→ **THE PROBLEM**: Which lines of the listing hold the string "they"? Copy those lines.
------------------------------
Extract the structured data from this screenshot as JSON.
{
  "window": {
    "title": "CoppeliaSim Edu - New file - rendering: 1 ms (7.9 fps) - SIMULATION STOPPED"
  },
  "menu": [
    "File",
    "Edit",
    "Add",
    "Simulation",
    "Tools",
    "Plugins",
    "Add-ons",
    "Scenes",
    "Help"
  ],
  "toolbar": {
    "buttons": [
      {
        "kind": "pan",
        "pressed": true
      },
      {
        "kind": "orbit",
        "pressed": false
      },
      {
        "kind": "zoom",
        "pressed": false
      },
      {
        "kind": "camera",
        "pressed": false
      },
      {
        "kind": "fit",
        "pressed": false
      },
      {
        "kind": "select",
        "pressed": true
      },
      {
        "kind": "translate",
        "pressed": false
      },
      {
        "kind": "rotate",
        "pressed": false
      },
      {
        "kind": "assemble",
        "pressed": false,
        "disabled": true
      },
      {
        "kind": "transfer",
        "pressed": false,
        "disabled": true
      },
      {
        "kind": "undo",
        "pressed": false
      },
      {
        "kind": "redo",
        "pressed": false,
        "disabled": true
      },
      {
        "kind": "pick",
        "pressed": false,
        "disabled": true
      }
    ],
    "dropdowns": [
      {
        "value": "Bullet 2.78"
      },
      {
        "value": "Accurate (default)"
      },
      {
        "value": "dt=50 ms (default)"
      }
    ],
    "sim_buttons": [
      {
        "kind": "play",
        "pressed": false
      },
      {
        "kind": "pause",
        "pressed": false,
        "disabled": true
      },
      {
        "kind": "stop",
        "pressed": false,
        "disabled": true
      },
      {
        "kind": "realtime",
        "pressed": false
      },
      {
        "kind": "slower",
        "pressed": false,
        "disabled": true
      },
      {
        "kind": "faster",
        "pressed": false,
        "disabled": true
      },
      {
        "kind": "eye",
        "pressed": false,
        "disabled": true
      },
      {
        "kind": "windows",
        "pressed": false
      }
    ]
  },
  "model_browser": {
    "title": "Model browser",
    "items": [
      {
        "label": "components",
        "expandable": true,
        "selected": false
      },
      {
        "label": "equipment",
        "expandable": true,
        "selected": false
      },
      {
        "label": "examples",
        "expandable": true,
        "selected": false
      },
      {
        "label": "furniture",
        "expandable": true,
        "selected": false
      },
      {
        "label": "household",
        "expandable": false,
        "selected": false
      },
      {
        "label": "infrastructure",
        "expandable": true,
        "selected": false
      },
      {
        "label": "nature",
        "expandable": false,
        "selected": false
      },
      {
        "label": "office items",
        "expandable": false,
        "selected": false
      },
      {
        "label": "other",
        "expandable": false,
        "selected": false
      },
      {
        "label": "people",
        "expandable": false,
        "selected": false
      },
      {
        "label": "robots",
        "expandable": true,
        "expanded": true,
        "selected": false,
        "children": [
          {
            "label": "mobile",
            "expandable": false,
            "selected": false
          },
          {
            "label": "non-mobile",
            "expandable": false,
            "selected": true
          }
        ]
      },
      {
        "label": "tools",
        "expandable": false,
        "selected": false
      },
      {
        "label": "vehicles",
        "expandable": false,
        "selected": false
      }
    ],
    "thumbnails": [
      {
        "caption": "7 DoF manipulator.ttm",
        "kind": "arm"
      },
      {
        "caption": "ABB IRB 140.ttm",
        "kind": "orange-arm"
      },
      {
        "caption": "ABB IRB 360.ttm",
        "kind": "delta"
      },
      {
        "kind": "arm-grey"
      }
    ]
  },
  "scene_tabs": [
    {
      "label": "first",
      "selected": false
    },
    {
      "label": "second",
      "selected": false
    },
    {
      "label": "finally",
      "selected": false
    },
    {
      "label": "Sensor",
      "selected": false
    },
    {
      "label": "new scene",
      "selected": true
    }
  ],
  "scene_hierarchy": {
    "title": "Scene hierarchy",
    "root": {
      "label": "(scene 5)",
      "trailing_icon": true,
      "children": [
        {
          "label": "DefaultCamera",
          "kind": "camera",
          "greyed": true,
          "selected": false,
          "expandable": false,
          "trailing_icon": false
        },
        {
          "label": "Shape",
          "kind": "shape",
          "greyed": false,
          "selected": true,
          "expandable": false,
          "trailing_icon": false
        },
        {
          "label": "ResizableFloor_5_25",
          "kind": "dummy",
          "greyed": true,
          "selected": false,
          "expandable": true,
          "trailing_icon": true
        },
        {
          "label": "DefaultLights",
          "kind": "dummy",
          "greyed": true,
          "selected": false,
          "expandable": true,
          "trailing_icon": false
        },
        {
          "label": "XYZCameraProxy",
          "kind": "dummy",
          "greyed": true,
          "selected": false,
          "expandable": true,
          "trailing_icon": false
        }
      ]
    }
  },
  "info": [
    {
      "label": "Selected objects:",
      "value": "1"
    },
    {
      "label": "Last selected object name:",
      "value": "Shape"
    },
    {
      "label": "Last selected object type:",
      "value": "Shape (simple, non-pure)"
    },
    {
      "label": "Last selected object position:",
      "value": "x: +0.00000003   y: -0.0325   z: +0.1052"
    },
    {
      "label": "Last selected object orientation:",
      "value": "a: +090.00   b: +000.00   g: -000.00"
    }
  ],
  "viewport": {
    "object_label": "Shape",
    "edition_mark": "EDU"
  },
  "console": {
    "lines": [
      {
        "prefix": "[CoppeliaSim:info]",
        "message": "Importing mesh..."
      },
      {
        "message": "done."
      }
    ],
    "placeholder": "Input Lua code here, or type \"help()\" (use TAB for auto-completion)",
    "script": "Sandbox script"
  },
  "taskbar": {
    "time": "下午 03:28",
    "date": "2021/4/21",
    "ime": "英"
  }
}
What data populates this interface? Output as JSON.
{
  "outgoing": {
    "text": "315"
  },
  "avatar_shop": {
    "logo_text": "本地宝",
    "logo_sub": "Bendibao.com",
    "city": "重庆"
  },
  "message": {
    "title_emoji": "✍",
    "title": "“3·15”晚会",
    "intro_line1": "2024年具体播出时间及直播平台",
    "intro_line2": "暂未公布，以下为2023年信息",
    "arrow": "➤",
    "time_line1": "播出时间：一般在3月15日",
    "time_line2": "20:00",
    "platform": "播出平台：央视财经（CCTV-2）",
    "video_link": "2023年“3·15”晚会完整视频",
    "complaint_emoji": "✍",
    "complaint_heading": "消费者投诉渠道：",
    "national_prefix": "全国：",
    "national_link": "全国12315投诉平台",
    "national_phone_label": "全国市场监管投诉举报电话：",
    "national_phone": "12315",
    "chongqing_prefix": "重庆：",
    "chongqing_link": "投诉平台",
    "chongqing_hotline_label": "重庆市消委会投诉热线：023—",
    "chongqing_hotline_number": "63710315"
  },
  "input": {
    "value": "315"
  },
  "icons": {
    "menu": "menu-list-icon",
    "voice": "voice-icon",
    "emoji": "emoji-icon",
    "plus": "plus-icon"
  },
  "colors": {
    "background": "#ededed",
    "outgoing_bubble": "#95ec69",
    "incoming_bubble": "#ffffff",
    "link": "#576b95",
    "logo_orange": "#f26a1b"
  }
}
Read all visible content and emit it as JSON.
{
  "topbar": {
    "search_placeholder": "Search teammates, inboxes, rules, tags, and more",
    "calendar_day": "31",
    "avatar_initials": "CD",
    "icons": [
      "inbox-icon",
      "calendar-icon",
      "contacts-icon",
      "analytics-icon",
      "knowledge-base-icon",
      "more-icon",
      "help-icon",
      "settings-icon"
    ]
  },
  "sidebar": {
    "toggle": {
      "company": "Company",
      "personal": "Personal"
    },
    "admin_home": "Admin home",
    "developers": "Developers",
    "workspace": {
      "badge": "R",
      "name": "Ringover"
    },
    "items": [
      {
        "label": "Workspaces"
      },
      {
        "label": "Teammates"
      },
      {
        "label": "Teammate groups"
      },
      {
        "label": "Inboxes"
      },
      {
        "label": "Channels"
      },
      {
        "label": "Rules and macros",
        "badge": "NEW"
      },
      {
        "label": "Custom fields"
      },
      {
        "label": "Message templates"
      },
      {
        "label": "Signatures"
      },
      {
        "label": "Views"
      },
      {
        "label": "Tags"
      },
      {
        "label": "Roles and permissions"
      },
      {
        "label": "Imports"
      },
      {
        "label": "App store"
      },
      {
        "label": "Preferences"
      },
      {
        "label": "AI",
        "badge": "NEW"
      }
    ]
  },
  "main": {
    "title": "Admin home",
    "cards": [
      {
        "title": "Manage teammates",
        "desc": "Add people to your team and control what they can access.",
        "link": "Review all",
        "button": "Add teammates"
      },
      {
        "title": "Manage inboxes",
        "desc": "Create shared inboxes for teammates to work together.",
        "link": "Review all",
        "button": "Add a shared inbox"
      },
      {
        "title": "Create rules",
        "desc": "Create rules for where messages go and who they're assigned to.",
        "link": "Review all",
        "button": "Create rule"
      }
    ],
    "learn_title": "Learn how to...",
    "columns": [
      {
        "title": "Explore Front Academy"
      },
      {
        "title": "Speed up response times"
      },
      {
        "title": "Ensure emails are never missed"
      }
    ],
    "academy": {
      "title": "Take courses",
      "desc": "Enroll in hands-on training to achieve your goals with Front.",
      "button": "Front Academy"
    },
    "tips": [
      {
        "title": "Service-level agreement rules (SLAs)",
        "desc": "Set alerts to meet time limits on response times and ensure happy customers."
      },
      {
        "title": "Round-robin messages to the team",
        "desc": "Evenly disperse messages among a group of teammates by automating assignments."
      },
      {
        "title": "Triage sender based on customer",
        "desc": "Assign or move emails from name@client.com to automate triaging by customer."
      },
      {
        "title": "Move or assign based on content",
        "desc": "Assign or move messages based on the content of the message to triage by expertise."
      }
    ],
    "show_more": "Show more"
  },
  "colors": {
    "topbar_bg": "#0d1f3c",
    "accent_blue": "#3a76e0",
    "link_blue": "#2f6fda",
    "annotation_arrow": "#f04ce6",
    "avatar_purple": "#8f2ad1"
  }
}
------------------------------
→ **COMPLETED TASK**:
        "desc": "Add people to your team and control what they can access.",
        "desc": "Create rules for where messages go and who they're assigned to.",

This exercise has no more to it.